And that is the next thing we must discuss. There is moment—and I am twisting myself into knots trying not to spoil anything—but there is a moment when Jonah references Experiment 504, Secret Agent Super Dragon. As I was watching the screening, tentatively allowing myself to enjoy the show, this was the moment I really just relaxed. (I know, I know…) The way the new show took a somewhat obscure riff from a classic episode and layered it in to make an even more obscure joke felt like a wink from one lifelong MSTie to another, and it created exactly the spark I used to get back in high school when I understood one of the references. That’s what been so difficult to write about: MST3K is more about a particular feeling than a set of jokes. Where most comedy shows can be judged by wit, cleverness, and topicality, MST3K lives and dies by a nebulous sense of belonging. It’s like hanging out with the wittiest people you know, who are also genuinely caring friends. The thing I most feared with this new series was that it wouldn’t feel right, that it would be empty nostalgia-for-nostalgia’s-sake, or strained jokes…or that it would be mean. I’m ecstatic to say that, at least in the first episode, the show scoffed at those fears and gave me a mental comedy hug. And I laughed a lot.

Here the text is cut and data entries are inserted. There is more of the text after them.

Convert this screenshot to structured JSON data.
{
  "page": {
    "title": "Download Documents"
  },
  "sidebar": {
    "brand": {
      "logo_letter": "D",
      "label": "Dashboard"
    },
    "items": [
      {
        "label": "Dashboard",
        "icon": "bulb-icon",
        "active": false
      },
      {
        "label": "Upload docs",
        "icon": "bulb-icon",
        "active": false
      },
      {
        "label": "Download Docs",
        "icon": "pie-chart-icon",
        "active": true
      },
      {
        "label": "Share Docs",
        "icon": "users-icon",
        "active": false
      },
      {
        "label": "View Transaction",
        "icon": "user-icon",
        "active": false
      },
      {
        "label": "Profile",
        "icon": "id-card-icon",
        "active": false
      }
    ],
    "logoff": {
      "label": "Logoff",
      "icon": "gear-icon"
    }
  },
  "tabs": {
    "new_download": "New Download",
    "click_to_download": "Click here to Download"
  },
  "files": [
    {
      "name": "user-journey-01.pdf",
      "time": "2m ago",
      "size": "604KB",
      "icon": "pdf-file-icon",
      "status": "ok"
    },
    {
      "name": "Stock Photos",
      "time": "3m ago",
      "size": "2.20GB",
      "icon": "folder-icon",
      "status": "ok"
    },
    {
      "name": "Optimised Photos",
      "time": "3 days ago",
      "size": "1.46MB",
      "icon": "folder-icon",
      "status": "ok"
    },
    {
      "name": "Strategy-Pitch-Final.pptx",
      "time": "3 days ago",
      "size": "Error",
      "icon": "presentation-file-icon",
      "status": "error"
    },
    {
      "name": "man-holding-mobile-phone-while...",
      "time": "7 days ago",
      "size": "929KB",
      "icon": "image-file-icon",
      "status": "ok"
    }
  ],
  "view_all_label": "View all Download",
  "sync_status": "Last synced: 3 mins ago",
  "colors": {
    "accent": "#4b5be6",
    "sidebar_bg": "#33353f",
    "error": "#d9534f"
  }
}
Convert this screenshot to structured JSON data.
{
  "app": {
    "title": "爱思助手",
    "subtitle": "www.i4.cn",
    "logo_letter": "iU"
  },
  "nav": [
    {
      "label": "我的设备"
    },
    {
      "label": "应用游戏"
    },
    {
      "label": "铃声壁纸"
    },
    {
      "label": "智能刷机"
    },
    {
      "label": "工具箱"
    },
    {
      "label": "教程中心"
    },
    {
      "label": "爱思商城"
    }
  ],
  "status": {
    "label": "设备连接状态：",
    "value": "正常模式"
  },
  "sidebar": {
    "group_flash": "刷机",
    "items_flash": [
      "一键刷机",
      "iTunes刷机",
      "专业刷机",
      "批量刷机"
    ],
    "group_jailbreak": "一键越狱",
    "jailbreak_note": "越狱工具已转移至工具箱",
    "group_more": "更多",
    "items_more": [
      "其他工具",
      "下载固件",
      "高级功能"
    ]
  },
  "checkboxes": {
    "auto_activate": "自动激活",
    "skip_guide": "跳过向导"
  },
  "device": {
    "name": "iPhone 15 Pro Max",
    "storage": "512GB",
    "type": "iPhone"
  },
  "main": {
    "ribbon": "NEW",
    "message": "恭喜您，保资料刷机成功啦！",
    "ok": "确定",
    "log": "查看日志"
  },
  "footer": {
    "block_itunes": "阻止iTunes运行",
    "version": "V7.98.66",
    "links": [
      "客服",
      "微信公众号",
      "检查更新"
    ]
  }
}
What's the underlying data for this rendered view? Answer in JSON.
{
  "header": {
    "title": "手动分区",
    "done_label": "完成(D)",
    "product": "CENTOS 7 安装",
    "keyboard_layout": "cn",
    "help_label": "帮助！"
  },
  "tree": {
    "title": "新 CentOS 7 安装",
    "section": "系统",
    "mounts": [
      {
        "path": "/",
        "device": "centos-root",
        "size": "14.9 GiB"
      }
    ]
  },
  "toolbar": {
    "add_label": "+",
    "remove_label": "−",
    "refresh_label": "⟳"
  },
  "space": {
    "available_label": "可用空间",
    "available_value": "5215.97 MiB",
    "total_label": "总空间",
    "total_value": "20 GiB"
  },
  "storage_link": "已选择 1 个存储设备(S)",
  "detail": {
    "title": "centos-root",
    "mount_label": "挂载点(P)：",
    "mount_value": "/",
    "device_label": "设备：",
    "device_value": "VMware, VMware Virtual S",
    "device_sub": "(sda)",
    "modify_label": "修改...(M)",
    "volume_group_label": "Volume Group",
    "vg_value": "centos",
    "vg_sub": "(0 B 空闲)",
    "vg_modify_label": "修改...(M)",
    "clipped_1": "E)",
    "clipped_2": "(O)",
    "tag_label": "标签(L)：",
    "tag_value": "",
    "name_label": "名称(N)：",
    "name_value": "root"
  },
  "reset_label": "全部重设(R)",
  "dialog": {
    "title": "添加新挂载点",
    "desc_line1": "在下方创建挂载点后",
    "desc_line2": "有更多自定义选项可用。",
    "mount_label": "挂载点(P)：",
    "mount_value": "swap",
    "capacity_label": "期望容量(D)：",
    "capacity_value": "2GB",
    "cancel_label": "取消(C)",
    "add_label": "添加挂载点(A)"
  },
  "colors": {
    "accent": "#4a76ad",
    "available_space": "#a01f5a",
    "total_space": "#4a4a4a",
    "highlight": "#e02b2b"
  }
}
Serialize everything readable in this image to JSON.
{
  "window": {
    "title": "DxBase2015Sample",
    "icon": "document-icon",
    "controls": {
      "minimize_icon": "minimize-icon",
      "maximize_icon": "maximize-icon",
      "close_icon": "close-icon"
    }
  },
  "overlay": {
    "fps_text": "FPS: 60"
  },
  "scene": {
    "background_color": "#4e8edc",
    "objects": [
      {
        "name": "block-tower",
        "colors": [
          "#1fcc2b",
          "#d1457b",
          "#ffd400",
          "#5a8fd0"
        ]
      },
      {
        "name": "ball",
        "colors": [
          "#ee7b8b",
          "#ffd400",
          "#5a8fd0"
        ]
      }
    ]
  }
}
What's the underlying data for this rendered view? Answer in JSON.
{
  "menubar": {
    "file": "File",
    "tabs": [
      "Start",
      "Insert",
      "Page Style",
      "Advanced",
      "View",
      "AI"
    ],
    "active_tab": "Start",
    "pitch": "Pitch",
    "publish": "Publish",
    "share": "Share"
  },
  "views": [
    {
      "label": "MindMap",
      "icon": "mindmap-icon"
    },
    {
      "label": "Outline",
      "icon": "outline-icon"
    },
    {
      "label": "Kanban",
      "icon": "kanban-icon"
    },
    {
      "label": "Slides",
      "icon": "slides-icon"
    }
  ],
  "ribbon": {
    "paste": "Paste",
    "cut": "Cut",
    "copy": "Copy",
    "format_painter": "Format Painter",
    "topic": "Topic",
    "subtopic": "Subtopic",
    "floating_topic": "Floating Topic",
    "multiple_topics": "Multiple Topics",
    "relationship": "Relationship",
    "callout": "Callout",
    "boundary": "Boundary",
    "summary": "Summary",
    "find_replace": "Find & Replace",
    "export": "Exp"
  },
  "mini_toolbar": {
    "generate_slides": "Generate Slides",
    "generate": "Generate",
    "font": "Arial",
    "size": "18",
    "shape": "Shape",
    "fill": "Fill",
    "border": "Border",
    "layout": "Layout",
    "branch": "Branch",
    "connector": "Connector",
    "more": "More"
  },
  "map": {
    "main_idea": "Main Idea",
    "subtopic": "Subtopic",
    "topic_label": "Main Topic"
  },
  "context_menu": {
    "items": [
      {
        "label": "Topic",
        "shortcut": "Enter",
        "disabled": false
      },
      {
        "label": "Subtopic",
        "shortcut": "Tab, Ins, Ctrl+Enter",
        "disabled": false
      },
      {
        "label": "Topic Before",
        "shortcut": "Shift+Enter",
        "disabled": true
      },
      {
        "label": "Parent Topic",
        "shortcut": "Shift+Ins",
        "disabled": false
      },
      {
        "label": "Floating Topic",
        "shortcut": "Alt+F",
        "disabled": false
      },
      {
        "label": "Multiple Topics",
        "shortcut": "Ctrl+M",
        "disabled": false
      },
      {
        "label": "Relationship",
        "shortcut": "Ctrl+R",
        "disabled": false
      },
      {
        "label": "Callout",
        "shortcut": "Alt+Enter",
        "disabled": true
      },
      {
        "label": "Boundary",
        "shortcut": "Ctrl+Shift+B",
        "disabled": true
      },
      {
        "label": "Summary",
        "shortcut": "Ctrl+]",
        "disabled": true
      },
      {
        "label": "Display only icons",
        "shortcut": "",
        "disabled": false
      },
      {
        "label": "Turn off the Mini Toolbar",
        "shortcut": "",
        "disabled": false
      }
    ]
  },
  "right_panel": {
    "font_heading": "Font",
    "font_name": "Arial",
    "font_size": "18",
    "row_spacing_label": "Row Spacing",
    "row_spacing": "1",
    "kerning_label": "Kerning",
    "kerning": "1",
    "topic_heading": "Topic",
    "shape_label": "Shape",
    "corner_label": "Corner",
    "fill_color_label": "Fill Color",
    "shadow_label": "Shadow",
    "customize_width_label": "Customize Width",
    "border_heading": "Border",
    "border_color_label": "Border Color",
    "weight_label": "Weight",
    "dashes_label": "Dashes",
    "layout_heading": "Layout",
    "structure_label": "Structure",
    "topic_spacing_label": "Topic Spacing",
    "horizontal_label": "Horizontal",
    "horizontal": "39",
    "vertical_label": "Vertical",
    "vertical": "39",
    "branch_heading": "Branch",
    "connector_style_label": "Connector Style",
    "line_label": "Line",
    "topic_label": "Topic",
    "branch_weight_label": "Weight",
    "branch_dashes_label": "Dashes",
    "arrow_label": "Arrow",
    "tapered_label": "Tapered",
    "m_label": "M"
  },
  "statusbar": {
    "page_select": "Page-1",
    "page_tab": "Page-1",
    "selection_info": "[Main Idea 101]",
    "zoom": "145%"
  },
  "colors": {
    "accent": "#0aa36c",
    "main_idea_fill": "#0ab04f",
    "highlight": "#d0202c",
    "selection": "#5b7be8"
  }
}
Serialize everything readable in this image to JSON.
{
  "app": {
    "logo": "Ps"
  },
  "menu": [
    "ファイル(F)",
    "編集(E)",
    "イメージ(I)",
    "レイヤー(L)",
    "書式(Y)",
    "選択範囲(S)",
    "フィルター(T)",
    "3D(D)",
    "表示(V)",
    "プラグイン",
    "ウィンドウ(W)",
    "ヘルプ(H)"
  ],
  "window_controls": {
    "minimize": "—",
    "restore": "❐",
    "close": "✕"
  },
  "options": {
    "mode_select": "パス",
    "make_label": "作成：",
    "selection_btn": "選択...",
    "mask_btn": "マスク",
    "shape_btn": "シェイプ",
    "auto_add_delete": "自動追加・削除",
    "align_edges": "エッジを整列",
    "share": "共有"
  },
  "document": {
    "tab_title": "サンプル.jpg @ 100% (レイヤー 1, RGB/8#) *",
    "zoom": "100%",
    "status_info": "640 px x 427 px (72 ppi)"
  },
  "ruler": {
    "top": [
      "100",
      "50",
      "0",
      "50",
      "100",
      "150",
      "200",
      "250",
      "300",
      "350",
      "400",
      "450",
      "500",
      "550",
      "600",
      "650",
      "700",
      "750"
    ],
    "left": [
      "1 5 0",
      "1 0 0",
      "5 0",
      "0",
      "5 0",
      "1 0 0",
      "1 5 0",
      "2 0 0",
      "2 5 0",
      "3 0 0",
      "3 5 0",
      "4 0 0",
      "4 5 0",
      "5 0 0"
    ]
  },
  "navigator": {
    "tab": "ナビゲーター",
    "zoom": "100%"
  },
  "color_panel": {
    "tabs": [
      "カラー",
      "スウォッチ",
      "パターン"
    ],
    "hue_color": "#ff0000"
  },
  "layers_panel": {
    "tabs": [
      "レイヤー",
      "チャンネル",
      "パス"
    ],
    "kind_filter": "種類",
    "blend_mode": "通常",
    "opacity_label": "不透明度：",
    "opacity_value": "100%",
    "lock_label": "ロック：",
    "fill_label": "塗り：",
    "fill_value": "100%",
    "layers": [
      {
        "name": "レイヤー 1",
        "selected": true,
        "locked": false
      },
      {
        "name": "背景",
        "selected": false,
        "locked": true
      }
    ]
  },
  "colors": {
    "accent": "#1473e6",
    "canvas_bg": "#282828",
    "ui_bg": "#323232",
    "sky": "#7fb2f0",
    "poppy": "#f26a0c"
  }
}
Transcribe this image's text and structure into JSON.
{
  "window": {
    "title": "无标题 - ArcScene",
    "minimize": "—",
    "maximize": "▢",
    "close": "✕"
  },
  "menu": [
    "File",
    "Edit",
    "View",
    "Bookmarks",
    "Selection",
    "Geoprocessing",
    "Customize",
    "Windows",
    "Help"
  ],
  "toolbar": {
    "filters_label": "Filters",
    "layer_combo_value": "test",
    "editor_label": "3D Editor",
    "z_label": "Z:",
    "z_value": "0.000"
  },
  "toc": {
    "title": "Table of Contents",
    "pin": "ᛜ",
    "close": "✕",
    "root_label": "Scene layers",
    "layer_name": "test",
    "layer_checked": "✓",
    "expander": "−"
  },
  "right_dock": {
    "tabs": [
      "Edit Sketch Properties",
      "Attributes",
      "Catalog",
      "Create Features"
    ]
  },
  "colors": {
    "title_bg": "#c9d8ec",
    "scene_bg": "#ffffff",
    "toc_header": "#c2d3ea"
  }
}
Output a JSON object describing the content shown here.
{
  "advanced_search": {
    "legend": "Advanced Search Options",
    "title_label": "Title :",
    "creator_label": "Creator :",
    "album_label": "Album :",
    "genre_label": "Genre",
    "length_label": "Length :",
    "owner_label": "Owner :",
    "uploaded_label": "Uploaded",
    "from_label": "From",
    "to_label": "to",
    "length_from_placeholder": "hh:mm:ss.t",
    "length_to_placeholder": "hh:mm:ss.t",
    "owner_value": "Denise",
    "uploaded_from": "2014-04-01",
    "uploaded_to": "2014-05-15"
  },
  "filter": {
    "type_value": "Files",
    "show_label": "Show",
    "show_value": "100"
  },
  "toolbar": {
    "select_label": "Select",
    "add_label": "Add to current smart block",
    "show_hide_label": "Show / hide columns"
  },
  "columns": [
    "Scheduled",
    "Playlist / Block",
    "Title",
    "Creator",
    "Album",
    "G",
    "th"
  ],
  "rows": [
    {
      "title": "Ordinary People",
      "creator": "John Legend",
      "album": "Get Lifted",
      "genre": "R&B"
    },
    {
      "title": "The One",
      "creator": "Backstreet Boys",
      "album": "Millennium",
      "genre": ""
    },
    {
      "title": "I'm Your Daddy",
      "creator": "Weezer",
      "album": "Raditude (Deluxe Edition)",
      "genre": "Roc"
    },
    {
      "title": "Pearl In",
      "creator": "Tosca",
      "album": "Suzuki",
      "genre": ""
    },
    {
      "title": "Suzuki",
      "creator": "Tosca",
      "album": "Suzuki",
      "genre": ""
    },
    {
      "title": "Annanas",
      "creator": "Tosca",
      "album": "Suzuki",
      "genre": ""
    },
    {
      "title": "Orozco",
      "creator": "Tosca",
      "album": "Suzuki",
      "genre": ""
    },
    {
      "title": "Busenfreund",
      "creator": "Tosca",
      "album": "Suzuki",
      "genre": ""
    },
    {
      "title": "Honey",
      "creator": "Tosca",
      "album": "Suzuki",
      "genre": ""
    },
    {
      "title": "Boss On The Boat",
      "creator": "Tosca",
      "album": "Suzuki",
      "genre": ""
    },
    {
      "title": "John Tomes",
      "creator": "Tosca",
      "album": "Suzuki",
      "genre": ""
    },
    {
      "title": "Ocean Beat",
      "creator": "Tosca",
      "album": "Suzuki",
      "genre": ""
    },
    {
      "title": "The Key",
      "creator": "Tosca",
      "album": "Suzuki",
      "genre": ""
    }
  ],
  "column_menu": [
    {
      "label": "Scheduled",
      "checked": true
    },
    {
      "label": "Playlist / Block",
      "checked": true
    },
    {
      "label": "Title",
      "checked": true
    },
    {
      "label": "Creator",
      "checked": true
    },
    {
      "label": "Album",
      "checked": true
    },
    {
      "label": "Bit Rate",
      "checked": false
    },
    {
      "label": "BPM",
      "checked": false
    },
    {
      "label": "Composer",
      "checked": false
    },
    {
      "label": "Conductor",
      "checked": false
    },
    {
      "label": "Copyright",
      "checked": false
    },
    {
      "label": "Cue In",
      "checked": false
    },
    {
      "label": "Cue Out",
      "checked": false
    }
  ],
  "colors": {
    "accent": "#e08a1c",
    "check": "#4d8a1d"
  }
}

So all of this is to say: I loved the new episode! In a sea of nostalgic rehashings and reboots, MST3K is the one that’s gotten it right.
And just one more thing: I know that for the last 20 years the mantra has been “Keep Circulating the Tapes!”, but Hodgson and the rest of the producers are asking that we not pirate the episodes as they become available to Kickstarter backers—basically, if we like the show and want to see a Season 2, we need to watch the heck out of it on Netflix. So once the episodes drop this Friday, AD, please do that, and then come back and tell me what you think!
Leah Schnelbach just doesn’t have enough flails. They should have sent a Muppet. They should have sent a Muppet. Come talk to her on Twitter!